• It’s the San Diego Comic Con this weekend and many British comic creators, including Grant Morrison, have headed to the sunshine state for the monstrous event, surrounded by thousands of sweating people and lovely ladies in very few clothes (pic right admittedly from last year’s event), promoting all manner of comics, films and other media just before they head off to promote wardrobes and interior decorating in a similar manner at some other major convention.
Yes, we are a bit jealous, although over on his Newsarama blog, Jeff Trexler has raised concerns once again about how the event is developing. “There’s a rising concern in some quarters that Comic-Con International has sold out in ways that go beyond the lack of on-site registration,” he feels.
“What once had been an educational community seems to have morphed into a PR-palooza, with the celebration of an art form giving way to corporate hype and celebutards…” You can read his full article here.
Coverage is pretty much everywhere on the US comics and other media sites: the G4TV site has a number of videos at the event and US mainstream media have their own reports on the event and its impact on pop culture, including the Washington Post, The New York Times and the Los Angeles Times (“Get Your Geek On“. No, really). Even The Times has its own take on the event, noting the first Comic-Con, in 1972, was held in the basement of a San Diego hotel and drew 300 people, almost all male. It’s much more of a family affair now.
Highlights of the event so far include a premiere for the new straight to DVD Stargate: Continuum film and promotions for X-Men Origins: Wolverine, next year’s entry from the X-Men series from Marvel Studios and 20th Century Fox and the the vampire film Twilight.
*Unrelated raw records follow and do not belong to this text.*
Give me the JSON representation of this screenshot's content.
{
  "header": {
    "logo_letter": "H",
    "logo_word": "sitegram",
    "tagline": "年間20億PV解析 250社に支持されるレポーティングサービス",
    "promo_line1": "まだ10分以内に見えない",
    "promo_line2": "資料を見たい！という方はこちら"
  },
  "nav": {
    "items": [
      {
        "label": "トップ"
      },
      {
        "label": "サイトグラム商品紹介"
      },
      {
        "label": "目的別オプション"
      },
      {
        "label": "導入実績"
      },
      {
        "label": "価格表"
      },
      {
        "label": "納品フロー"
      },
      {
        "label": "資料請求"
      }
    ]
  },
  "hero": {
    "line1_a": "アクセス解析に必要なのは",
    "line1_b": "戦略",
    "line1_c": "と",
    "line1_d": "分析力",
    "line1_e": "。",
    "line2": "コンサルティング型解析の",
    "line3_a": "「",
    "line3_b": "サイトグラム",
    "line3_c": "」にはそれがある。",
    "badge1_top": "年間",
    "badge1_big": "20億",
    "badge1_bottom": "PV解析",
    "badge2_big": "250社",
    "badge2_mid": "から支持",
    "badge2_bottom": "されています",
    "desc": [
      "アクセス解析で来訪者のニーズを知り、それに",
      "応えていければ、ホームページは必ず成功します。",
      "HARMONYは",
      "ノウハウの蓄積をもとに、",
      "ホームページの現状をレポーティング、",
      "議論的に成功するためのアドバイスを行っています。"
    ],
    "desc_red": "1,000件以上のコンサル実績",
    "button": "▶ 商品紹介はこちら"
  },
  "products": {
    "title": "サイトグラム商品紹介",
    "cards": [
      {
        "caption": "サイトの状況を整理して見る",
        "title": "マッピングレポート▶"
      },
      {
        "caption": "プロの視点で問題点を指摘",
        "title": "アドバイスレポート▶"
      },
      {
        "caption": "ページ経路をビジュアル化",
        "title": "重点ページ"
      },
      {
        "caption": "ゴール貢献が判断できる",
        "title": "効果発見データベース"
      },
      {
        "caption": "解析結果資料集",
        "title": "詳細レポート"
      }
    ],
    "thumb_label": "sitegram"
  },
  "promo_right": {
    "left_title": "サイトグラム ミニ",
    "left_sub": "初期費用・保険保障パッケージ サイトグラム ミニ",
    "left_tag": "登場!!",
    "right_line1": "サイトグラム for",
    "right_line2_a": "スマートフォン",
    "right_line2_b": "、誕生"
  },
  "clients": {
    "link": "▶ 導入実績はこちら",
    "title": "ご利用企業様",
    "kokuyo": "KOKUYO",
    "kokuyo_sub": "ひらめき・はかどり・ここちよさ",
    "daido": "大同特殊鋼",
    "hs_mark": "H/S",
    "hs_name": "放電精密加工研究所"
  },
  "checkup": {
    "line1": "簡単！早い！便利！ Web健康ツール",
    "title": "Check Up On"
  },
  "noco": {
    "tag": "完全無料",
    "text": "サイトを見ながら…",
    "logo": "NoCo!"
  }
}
Some of the best coverage I’ve read thus far is on Newsarama, offering full coverage of the event, including a report on Grant Morrison’s new animation project for Virgin Comics, working alongside Stan Lee, as well as his X-Men work.
While downtheubes is primarily devoted to British Comics, news that novelist Orson Scott Card’s classic SF Ender’s Game is coming to comics, a new Marvel Comics project, stirred interest here: and we’re told the art by Pascal promises to be beautiful. Chris Yost is writing. Let’s hope this adaptation isn’t as wordy as the disappointing comics version of Card’s fantasy novel Red Prophet. The good news is that apparently the creators were being so faithful to the story that the editors felt the comic had too much narration and Yost was sent back to re-work the story without narrartion.
Among the talents at ComicCon will be Active Images, run by former Marvel UK editor Richard Starkings, along with Comicraft’s “secret weapon” John JG Roshell.
Aside from hot-off-the-presses copies of the Elephantmen: War Toys and Elephantmen: Wounded Animals trade paperbacks, the latest issue of Elephantmen (#13) and the Beautiful Deluxe Edition of the Kelly/Bachalo masterpiece Captain Stoneheart & The Truth Fairy, recently much praised by top British creator David Hine, they’ll have two show exclusives — the new Tim Sale sketchbook, Heroes/Villains/Babes and the glorious hardcover edition of David Hine’s gothic shocker, Strange Embrace, which features an exclusive print signed and numbered by Dave.
For those creators not at ComicCon, there’s still an opportunity to benefit from the event, as Comicraft always hold their annual half price font sale right now – well worth checking out if you’re looking for a new lettering font to dress up your new comic.